Work instruction: Please copy every line with the string "java" from the entries below.

Supplied entries:
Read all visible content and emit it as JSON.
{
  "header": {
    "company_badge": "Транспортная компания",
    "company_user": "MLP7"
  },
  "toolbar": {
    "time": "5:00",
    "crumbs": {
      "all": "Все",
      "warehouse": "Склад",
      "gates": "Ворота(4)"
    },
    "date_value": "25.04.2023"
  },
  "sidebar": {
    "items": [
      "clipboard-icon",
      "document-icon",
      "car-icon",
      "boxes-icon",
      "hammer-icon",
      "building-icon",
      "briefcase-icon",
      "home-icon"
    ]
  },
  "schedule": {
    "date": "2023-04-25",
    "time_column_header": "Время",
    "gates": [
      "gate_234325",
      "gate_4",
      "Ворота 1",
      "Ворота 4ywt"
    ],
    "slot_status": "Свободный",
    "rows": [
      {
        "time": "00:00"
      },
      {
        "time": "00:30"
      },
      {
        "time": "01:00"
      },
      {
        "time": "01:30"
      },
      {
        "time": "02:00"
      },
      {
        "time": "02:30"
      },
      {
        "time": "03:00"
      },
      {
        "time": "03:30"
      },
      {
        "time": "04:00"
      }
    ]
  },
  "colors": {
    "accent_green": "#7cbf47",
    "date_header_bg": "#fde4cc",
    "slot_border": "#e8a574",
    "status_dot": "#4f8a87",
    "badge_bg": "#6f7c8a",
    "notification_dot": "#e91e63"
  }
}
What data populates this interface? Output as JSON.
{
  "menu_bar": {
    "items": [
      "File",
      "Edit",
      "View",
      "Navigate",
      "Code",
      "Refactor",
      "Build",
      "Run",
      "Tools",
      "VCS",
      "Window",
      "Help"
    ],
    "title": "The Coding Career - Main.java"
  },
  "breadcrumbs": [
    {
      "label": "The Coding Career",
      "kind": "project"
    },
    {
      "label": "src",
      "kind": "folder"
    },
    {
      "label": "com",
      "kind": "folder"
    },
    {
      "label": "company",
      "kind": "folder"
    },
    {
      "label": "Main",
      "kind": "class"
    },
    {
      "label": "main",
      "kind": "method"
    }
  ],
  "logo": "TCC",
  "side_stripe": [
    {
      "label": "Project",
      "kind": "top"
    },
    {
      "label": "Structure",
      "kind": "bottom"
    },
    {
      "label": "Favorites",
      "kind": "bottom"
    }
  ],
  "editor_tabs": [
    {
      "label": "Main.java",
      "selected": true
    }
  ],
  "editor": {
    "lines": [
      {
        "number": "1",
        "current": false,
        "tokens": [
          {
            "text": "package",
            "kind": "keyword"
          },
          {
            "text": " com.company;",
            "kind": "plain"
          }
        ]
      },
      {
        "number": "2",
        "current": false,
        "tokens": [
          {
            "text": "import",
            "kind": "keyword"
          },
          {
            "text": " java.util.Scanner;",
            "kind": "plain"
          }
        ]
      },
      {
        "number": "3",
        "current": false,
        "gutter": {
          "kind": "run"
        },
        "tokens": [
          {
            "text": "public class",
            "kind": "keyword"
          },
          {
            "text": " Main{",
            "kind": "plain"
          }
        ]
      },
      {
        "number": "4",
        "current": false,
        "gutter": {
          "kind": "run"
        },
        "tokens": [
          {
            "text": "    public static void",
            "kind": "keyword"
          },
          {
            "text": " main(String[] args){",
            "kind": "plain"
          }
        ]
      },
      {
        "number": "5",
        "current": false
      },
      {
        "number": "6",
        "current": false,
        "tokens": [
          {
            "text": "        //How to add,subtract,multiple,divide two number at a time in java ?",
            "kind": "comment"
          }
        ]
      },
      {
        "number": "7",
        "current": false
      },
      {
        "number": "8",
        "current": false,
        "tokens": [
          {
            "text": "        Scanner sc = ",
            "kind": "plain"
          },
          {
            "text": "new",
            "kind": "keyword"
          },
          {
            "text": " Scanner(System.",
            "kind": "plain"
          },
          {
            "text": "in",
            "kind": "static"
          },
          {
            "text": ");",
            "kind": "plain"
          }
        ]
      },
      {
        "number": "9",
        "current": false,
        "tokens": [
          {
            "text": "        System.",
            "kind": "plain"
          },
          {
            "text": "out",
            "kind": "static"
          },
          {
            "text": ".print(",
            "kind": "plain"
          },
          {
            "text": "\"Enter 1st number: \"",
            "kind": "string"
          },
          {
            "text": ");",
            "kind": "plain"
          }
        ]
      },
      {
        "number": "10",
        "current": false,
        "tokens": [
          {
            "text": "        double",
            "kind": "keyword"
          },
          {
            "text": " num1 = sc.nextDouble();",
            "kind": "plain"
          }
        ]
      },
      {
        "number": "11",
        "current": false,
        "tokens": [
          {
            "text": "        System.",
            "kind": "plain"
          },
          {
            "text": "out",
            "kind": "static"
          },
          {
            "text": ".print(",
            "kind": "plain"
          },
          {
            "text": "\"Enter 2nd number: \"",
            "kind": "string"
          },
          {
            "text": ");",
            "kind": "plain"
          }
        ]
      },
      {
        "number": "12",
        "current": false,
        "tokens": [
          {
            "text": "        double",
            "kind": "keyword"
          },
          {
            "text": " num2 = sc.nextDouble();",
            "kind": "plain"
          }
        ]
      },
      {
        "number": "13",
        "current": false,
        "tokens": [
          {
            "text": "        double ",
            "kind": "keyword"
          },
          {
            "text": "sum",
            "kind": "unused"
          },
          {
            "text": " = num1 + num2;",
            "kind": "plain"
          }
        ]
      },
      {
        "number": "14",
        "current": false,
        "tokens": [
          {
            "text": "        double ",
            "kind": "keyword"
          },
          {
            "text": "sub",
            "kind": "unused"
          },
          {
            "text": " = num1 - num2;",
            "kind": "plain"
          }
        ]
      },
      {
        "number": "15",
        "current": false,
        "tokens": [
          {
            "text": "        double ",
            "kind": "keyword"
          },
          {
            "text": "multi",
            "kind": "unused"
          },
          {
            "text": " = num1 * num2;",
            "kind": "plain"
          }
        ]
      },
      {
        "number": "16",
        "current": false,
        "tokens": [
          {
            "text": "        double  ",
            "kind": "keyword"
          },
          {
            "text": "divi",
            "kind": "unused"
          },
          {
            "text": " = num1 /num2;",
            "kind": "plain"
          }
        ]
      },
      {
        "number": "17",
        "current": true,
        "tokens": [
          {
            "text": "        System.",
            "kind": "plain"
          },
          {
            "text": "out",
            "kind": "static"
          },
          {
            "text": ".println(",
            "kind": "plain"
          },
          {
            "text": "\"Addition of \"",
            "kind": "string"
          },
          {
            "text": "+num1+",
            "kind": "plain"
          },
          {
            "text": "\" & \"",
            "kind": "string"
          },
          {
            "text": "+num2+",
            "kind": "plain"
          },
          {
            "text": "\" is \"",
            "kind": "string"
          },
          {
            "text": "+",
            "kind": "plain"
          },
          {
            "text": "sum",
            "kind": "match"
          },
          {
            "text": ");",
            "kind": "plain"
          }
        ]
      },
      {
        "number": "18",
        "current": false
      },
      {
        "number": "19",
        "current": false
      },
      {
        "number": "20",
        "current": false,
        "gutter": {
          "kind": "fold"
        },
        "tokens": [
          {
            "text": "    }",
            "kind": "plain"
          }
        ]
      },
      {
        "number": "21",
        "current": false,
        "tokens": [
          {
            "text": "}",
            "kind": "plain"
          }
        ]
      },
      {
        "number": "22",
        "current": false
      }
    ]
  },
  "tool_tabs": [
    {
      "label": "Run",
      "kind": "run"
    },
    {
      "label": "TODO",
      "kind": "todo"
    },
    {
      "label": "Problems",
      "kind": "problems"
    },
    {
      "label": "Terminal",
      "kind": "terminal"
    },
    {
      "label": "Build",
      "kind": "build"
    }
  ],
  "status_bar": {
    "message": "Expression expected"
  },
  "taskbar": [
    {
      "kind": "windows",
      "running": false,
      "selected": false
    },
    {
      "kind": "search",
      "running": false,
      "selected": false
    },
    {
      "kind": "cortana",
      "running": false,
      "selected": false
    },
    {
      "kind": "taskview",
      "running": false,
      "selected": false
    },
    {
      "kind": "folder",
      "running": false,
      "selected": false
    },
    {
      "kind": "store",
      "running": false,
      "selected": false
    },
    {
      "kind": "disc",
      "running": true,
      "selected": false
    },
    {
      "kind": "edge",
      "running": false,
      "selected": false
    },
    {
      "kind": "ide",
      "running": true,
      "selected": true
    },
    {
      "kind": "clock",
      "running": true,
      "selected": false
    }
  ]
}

Response for this exercise:
    "title": "The Coding Career - Main.java"
      "label": "Main.java",
            "text": " java.util.Scanner;",
            "text": "        //How to add,subtract,multiple,divide two number at a time in java ?",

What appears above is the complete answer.